This is reality: Like Moses, we will not enjoy all the fruits of our labors. We dedicate ourselves to lofty goals that few, if any, ever fully realize. How should we respond when we are denied one or more of the prizes we have worked so hard to obtain? Should we fight the verdict? Deny its finality? Rail against the messenger who bears the news? Lash out at those around us? Withdraw into ourselves? Pretend that nothing has changed or happened?
In describing Moses' response, our text provides us with a revealing picture of this unique leader. In Numbers 27:16-17, Moses replies to God's decree. He is shaken-maybe even angry. He knows that his relationship with God will never be the same. Until now, Moses often spoke intimately with God, but here he addresses God in the third person: "Let Adonai, Source of the breath of all flesh, appoint someone over the community ... so that the community of Adonai may not be like sheep that have no shepherd." The days of their creative partnership have come to an end.
Questions arise: How do we speak to those who convey difficult news to us? How do we redefine our relationships with those who know the truth about us? Can those relationships ever be the same again? Can we ever again feel free and easy in our conversations with those people? Or do we choose to distance ourselves from those to whom we were once close?
The true measure of Moses' greatness lies in how he moves on from this point. Because he loves the people Israel and knows just how dependent on him they have become, his first reaction is to plan for his own succession. He fears that they may become like "sheep that have no shepherd" (Numbers 27:17), lost and wandering without direction. He begs God to appoint a new leader "who shall go out before them and come in before them, who shall take them out and bring them in." (Numbers 27:17) What commendable characteristics of leadership does Moses describe to God, the Chair of the Search Committee! The ideal leader as personified by Moses leads by example, plans for the community, and participates in the implementation of those plans.
When our terms of office expire, what kind of people do we want to succeed us? What characteristics do we hope that they will possess? Have we consciously worked to identify qualified successors?
In Numbers 27:18-20, God responds to Moses' heartfelt request in the following manner: "Single out Joshua son of Nun, an inspired man.... Invest him with some of your authority so that the whole Israelite community may obey." God wants Moses to show the people that Joshua is also Moses' choice to lead the community. The orderly and enthusiastic passing on of authority is a great gift to Joshua, endowing him with credibility in the eyes of the people, who probably dread the death of Moses even more than Moses himself does.
May we learn from Moses to surmount our disappointments and hurts and bestow upon our successors every benefit that we can.
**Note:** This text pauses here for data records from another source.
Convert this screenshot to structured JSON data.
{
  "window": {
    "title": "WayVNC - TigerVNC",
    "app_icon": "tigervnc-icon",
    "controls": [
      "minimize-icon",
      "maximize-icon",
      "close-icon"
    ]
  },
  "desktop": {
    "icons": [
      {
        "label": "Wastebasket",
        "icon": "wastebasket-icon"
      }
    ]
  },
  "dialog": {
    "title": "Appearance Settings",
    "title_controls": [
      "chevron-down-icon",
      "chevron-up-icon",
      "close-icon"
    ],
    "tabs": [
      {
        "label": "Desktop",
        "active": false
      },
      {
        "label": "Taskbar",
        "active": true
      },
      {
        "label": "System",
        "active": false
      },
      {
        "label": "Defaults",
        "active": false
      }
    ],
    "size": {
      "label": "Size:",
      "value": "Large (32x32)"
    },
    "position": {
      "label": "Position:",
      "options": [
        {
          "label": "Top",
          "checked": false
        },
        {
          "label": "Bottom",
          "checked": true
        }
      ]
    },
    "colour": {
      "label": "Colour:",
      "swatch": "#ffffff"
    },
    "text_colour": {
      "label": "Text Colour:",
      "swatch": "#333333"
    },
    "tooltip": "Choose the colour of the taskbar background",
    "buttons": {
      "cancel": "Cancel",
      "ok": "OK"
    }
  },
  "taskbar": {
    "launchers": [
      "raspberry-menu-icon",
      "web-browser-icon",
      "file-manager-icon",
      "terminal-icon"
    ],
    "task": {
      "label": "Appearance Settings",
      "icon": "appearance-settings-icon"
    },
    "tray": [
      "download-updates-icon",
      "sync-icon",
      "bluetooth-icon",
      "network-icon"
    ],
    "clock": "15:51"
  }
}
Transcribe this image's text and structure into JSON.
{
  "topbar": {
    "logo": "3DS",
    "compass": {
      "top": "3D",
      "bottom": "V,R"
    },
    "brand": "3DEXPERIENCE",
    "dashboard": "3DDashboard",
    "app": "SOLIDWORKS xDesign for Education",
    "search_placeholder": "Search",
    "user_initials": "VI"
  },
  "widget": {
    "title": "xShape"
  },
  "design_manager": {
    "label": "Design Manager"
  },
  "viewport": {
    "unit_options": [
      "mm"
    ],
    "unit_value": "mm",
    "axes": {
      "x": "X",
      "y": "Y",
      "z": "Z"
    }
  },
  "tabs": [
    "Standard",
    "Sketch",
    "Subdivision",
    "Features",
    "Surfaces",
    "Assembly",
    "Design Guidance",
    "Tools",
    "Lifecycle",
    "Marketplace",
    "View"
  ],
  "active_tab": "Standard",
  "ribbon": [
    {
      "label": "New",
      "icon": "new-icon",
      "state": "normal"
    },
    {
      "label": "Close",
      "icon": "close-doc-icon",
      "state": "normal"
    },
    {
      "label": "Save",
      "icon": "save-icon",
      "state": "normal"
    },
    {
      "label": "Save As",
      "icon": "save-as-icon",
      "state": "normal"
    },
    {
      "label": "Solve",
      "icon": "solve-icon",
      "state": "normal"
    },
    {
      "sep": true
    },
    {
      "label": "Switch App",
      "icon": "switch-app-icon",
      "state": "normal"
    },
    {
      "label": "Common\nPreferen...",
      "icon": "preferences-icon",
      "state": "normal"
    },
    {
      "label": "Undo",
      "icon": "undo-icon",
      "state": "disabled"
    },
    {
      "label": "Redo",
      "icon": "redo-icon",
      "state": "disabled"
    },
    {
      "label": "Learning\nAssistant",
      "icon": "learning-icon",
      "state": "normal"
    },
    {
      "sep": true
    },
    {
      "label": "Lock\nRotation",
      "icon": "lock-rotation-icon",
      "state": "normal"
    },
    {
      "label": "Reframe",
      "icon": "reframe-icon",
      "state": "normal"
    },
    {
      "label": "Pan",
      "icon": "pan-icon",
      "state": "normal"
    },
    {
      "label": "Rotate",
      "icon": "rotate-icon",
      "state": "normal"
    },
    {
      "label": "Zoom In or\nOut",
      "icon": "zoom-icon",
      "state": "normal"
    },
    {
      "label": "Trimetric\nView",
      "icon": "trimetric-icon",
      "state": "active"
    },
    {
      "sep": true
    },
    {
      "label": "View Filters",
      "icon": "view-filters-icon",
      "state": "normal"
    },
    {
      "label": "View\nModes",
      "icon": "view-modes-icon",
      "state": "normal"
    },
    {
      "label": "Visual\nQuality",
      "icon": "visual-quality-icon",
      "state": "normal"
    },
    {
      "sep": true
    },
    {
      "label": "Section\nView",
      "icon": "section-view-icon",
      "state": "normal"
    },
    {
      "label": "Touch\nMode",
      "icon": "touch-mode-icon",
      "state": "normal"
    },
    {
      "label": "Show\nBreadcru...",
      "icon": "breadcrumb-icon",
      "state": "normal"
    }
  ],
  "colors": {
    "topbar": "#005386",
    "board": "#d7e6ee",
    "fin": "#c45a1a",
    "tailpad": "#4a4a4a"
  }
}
We know how difficult such endeavors can be. But if we truly love our people and if our legacy is to endure, we must make every effort to ensure that those who come after us succeed.